A temporary layoff allows an employer to suspend or restrict an employee’s job for a set period without terminating the employment relationship. In Ontario, the Employment Standards Act, SO 2000 c 41 (the “ESA”), permits temporary layoffs. Pursuant to Section 56(2) a temporary layoff is:
a) A layoff of not more than 13 weeks in any period of 20 consecutive weeks; or
b) A layoff of more than 13 weeks in any period of 20 consecutive weeks, if the layoff is less than 35 weeks in a period of 52 consecutive weeks and,
i. the employee continues to receive substantial payments from the employer,
ii. the employer continues to make payments for the benefit of the employee under a legitimate retirement or pension plan or a legitimate group or employee insurance plan,
iii. the employee receives supplementary unemployment benefits,
iv. the employee is employed elsewhere during the lay-off and would be entitled to receive supplementary unemployment benefits if that were not so,

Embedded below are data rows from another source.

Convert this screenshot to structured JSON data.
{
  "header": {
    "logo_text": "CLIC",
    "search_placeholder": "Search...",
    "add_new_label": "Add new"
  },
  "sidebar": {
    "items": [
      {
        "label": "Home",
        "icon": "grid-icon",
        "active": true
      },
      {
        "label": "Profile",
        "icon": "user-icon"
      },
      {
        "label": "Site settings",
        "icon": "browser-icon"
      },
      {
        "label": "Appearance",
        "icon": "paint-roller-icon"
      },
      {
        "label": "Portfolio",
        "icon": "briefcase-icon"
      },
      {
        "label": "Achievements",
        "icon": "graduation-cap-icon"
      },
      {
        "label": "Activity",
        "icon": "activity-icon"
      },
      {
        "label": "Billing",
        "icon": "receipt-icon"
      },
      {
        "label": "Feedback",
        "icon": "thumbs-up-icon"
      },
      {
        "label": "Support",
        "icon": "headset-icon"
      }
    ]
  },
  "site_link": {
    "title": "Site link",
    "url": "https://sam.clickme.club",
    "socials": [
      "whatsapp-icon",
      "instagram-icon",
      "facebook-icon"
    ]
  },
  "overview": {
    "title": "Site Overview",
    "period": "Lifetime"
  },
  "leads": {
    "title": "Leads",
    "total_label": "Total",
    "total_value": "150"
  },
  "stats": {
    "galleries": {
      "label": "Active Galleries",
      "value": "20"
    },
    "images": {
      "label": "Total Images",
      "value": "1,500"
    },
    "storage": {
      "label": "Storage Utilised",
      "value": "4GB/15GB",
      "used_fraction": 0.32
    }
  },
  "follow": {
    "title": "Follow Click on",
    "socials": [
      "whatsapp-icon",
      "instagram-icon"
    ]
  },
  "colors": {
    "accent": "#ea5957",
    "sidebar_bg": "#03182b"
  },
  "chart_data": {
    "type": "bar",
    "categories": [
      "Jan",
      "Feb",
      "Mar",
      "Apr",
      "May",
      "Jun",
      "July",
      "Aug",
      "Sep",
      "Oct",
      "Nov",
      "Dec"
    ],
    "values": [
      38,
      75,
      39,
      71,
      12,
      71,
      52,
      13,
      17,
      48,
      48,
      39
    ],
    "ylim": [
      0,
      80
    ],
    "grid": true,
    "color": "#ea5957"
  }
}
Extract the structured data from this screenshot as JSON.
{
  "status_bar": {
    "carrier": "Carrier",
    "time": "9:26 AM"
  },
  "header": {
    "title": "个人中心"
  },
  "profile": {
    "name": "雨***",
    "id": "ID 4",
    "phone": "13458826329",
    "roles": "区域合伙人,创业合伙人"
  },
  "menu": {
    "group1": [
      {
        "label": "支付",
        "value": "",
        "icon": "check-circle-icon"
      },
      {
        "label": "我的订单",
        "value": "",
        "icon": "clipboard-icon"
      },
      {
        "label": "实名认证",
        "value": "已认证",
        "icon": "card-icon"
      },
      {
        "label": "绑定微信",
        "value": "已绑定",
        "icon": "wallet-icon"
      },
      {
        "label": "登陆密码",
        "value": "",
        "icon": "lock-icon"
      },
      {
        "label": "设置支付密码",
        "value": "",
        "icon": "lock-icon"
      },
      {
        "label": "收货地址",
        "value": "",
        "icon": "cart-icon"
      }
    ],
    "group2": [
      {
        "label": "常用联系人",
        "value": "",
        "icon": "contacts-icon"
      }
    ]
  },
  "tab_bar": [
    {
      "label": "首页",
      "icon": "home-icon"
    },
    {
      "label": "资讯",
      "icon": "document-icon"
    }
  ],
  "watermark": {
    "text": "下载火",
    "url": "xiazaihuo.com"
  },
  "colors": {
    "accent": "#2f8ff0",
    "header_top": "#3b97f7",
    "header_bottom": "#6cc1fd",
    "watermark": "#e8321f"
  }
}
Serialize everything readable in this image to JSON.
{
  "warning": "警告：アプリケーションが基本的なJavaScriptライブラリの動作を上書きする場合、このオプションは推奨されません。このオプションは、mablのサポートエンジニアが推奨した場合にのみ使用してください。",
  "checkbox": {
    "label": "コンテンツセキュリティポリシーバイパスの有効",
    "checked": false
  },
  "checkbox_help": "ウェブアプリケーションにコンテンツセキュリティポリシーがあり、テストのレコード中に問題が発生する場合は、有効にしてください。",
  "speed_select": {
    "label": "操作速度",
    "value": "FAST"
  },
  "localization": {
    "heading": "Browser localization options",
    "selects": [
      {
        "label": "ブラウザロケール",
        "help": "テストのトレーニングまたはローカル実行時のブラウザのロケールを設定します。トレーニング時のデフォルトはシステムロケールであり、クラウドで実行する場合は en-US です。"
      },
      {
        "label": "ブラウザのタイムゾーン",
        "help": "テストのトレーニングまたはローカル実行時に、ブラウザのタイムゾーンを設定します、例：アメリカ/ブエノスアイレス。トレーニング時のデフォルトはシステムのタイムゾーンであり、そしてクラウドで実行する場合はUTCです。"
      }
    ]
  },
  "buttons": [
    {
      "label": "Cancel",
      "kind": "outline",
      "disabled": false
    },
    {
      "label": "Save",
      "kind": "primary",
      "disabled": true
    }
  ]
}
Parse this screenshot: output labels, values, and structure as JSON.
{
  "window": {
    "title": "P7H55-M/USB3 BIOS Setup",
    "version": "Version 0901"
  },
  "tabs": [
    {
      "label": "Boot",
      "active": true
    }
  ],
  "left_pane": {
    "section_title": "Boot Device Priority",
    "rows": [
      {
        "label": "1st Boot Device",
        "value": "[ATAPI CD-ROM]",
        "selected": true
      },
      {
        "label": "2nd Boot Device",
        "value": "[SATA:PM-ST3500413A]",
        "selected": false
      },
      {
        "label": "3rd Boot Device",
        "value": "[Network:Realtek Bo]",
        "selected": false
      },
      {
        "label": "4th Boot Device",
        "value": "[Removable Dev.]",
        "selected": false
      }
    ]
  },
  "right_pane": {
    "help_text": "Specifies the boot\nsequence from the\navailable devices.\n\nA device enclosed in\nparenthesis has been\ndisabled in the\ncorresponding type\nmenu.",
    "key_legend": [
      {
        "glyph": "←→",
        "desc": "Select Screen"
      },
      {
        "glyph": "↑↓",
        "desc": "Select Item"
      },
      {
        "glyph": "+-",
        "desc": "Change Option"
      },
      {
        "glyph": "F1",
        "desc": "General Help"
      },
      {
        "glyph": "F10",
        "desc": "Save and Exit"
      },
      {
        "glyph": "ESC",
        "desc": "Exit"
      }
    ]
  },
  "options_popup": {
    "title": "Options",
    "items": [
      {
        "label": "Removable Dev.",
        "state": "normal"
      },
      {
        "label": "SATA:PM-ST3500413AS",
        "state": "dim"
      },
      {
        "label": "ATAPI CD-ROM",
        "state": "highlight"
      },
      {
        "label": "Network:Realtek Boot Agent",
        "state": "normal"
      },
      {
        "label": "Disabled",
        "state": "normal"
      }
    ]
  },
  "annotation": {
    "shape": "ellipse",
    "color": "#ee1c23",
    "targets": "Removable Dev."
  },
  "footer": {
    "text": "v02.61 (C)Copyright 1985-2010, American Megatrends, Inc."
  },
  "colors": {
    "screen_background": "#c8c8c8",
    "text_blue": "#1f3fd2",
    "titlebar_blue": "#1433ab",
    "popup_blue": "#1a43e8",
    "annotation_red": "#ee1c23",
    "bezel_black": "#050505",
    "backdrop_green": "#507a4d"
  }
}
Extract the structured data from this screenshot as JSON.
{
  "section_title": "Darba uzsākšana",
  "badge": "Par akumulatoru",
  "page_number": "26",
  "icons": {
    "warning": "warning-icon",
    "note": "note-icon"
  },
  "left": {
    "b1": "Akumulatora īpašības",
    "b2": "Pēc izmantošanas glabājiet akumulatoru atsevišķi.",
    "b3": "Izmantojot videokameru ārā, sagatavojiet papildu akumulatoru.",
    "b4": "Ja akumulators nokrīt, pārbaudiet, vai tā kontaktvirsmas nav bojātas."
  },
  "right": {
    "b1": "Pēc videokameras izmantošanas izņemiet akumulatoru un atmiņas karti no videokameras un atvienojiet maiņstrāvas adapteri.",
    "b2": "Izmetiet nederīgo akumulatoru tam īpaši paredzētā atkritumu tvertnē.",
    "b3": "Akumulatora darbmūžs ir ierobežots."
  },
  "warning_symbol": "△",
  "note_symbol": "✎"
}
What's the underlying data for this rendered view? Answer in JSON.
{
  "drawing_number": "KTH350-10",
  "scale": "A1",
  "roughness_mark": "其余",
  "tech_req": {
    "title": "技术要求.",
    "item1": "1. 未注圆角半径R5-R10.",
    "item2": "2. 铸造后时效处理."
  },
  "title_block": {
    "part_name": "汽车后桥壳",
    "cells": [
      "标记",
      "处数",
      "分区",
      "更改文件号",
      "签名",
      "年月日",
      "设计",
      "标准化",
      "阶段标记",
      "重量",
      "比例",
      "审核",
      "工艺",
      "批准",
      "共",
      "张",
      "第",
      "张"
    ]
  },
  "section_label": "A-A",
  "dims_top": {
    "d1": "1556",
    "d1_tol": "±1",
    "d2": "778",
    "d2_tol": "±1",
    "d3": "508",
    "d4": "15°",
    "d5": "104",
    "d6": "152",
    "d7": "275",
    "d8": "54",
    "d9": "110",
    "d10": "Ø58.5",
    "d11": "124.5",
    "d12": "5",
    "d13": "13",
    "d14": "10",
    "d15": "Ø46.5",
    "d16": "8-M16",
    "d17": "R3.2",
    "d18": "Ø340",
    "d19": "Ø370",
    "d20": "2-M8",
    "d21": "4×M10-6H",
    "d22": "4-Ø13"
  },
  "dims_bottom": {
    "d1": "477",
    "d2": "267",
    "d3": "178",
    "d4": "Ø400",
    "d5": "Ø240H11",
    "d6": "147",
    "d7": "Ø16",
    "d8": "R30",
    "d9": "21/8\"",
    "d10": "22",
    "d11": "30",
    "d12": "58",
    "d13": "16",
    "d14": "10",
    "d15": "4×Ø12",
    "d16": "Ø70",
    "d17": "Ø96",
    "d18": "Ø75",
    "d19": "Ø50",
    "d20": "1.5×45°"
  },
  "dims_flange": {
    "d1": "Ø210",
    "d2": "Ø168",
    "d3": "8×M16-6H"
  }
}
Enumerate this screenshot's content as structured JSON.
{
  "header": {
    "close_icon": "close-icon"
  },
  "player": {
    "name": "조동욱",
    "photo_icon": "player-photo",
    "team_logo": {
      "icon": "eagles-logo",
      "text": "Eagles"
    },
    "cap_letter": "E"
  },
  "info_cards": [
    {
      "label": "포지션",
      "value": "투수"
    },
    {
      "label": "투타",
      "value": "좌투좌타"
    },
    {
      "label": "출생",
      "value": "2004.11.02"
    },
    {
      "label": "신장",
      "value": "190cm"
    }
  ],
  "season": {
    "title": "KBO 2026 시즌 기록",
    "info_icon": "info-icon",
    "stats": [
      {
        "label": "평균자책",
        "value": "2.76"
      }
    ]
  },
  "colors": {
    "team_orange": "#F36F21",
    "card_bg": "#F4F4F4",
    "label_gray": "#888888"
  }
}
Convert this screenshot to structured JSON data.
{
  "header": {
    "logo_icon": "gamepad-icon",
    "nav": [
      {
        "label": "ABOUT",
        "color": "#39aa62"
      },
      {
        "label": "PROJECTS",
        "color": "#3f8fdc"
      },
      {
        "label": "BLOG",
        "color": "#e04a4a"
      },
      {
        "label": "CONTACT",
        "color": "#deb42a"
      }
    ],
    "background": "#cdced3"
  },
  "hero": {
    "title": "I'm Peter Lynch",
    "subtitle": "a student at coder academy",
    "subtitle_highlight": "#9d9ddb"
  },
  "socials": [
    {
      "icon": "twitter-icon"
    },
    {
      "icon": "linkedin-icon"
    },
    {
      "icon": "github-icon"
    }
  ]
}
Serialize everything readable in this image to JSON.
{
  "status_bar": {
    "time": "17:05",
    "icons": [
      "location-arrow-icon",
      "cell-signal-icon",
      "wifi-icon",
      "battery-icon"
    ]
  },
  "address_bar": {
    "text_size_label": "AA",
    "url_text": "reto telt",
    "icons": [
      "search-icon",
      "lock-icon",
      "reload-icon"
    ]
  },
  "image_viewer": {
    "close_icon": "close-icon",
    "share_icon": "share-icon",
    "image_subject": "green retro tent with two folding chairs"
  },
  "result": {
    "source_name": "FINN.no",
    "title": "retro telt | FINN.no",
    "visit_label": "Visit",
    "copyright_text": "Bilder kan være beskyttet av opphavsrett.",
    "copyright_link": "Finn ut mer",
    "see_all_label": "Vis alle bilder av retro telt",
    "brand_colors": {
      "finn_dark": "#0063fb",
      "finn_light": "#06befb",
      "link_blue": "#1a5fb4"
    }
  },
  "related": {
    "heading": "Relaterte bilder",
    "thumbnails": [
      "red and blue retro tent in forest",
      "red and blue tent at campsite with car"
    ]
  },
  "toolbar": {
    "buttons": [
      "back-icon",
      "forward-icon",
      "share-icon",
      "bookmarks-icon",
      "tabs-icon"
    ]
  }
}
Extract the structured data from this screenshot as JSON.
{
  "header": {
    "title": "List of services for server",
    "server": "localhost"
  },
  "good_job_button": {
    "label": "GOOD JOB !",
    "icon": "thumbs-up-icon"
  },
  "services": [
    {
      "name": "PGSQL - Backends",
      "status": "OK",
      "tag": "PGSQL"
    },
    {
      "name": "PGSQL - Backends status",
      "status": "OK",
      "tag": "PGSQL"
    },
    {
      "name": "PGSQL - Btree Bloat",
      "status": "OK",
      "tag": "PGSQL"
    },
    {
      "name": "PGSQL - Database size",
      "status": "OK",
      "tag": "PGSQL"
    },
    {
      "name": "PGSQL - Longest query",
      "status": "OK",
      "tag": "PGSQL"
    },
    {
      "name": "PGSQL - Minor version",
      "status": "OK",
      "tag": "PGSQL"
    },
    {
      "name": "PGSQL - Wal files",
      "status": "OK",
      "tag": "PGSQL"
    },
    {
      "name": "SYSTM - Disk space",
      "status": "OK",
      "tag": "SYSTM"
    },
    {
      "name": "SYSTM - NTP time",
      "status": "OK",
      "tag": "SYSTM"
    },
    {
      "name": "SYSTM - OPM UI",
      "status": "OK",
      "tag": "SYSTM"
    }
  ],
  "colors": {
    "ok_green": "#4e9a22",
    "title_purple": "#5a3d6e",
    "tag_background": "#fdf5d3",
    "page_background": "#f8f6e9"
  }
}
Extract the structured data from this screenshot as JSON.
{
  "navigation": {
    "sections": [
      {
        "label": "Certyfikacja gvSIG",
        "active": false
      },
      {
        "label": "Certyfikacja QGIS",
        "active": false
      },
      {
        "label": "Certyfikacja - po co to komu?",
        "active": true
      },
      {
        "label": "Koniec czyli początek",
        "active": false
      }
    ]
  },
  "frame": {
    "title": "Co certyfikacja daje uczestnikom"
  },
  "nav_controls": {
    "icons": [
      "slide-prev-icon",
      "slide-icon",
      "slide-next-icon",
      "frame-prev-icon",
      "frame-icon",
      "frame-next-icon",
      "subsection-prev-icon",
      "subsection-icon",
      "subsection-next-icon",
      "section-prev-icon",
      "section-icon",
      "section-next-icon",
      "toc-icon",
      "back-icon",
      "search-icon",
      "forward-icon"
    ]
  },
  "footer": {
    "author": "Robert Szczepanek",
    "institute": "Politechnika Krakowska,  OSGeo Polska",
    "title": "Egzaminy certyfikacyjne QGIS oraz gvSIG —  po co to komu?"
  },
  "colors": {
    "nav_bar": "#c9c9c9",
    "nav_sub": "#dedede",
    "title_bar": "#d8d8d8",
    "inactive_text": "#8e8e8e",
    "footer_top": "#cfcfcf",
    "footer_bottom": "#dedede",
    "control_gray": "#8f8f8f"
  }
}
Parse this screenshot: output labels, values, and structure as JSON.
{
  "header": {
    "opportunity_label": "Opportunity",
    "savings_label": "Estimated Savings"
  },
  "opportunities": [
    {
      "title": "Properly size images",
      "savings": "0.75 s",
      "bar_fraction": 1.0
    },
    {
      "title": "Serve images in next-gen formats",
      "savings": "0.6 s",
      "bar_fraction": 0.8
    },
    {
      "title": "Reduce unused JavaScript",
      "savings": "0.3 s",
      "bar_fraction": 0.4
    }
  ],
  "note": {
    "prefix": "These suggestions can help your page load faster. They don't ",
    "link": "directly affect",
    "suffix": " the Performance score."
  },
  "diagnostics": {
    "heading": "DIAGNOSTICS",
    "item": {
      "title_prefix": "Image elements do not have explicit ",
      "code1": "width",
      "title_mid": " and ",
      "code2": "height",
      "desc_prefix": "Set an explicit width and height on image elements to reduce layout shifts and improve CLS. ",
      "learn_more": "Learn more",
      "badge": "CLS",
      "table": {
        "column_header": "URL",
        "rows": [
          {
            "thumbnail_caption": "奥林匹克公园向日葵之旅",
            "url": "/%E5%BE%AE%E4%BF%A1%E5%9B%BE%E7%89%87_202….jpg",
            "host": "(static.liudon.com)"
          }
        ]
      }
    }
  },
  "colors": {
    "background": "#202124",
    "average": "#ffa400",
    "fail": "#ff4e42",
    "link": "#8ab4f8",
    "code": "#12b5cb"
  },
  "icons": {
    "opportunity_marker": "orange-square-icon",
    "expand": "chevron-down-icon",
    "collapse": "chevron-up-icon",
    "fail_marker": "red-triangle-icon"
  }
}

v. the employer recalls the employee within the time approved by the Director, or
vi. in the case of an employee who is not represented by a trade union, the employer recalls the employee within the time set out in an agreement between the employer and the employee; or
c) in the case of an employee represented by a trade union, a layoff longer than a layoff described in clause (b) where the employer recalls the employee within the time set out in an agreement between the employer and the trade union.
For an employee who has a regular work week (i.e. works the same number of hours each week), the ESA provides that a lay-off is when, in that week, the employee earns less than one half the amount he or she would regularly earn in that week. In addition, the employer is not required to give any notice.
Although temporary layoffs may be a pragmatic solution for these unprecedented economic times, employers should nonetheless be aware of the risks associated with temporary layoffs. Despite the legislative authority, at common law, employers may face damages if the employment or collective agreement does not specifically provide for temporary layoffs. If the agreement is silent, employees may be able to claim constructive dismissal which may entitle them to damages.